According to the European Union (EU) Agency for the Cooperation of Energy Regulators (ACER), the amount of cross-border capacity available for trade among Member States remains insufficient to meet the minimum EU target of 70% by 2020. Cross-zonal capacity increased by 3% in 2019 compared to 2018 due to border-specific improvements (Poland-Czech Republic/Germany/Slovakia, Austrian borders, Greece-Italy, Bulgaria-Romania and Germany-Denmark). Moderate decreases, compared to 2018, were observed at the Swiss and Norwegian borders (-6%) and at a smaller scale in Italy North and Nordic regions (-2%). In addition, several Member States continue to use national capacity mechanisms, even if they do not always face an adequacy problem.
According to the European Commission’s Joint Research Centre, global CO2 emissions from energy combustion increased by 0.9% to 38 GtCO2 in 2019, driven by China (+3.4%, accounting for 30% of global emissions) and India (+1.6%, 7% of global emissions). Meanwhile, Japan (3% of global emissions) reduced its energy-related CO2 emissions by 2.1%, the United States (13% of total emissions) by 2.6% and Russia (5% of total emissions) by 0.8%.
According to the European Commission, primary energy consumption declined by 0.7% in 2018 (-0.1% only for final energy consumption), which is insufficient to meet the 2020 targets. The highest annual reductions in primary energy consumption were posted in Belgium, Austria and Greece, whereas the largest increases were observed in Estonia, Latvia and Luxembourg. Between 2005 and 2018, primary energy consumption decreased in all Member States except Estonia, Cyprus, Latvia and Poland.
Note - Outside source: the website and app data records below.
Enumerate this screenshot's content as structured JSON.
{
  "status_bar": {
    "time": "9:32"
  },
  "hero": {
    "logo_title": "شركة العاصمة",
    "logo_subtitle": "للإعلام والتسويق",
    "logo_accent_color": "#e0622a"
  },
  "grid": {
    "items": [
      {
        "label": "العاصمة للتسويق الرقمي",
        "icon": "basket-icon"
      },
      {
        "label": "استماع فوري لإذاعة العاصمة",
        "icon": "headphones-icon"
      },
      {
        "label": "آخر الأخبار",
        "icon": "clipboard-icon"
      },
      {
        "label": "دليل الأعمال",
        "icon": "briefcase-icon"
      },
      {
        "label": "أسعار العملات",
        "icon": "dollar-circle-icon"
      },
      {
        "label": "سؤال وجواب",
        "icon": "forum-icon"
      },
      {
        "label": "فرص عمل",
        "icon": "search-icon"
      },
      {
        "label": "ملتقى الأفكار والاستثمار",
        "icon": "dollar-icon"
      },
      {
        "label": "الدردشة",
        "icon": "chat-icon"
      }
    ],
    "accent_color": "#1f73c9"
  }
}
Primary energy intensity fell in all Member States between 2005 and 2018; however, it grew in Denmark, Estonia and Luxemburg in recent years (between 2015 and 2018).